Contact: Brian Taylor, 586-753-0726.
Southfield, Mich.- Heart care experts at Providence Hospital are the first in the nation to treat patients as part of a randomized clinical trial of an experimental device aimed at preventing strokes in people with an irregular heartbeat. The first two patients were treated on February 20, by Christian Machado, M.D., director of electrophysiology at the Providence Hospital Heart Institute.
Known as the St. Jude Medical AMPLATZER Cardiac Plug™, the device works like a plug to block and close off the left atrial appendage, the primary source of blood clots leading to stroke in patients with atrial fibrillation. AF is the most common heart rhythm disorder.

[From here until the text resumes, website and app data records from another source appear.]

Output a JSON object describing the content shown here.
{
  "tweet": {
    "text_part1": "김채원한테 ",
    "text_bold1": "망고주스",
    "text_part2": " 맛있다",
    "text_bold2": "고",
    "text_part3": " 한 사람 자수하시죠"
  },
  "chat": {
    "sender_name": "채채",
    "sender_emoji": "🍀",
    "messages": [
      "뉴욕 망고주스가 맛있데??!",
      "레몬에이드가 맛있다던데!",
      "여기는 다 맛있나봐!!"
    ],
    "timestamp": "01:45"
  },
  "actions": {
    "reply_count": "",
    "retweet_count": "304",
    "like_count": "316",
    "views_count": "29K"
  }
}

“Atrial fibrillation is a major risk factor for stroke,” says Dr. Machado. “If this device proves to be safe and effective in reducing the incidence of stroke in AF patients, it has the potential to be a lifesaving treatment for thousands of patients.”
In the same way doctors perform balloon angioplasty to open up a blocked heart artery, the AMPLATZER Cardiac Plug is delivered to the heart via a thin flexible tube (catheter) from a tiny incision in the groin. It’s then guided into the left atrial appendage, a tube-shaped appendage connected to the left atrium of the heart. Once deployed in the LAA, it’s designed to seal off the appendage, preventing the risk of blood clot formation and release, potentially reducing the risk of stroke.
During atrial fibrillation, the upper chambers of the heart experience chaotic electrical signals and beat erratically and out of sync with the two lower chambers, resulting in poor blood flow from the heart to the rest of the body.
The left atrial appendage can potentially hold static blood during an episode of AF, increasing the likelihood of clot formation. Research shows that in AF patients, approximately 90 percent of all cardiac blood clots form in the LAA. If a clot forms in there and is then released into the heart, it may enter blood circulation, travel to the brain, block a vessel and cause a potentially deadly stroke. The current standard of care in AF patients for this type of stroke, known as an ischemic stroke, is blood-thinning medications, which comes with a lifetime of medical management and major, sometimes fatal, bleeding risks.
Stroke is the third leading cause of death and the number one cause of long-term disability in the U.S. People with AF are five times more likely to have a stroke than someone who doesn’t have atrial fibrillation. Atrial fibrillation is responsible for approximately 20 percent of ischemic strokes and about one-third of AF patients will have a stroke in their lifetime if not treated appropriately.
Providence Hospital is a member of the St. John Providence Health System Heart & Vascular Care Network, a leading provider of heart care in Michigan. For 11 years, Providence has been ranked as one of the top hospitals in the United States for heart care, according to an independent national study conducted by Truven Health Analytics, formerly the health care business of Thomson Reuters. Providence is also recognized as Blue Distinction Centers for Cardiac Care by Blue Cross Blue Shield of Michigan.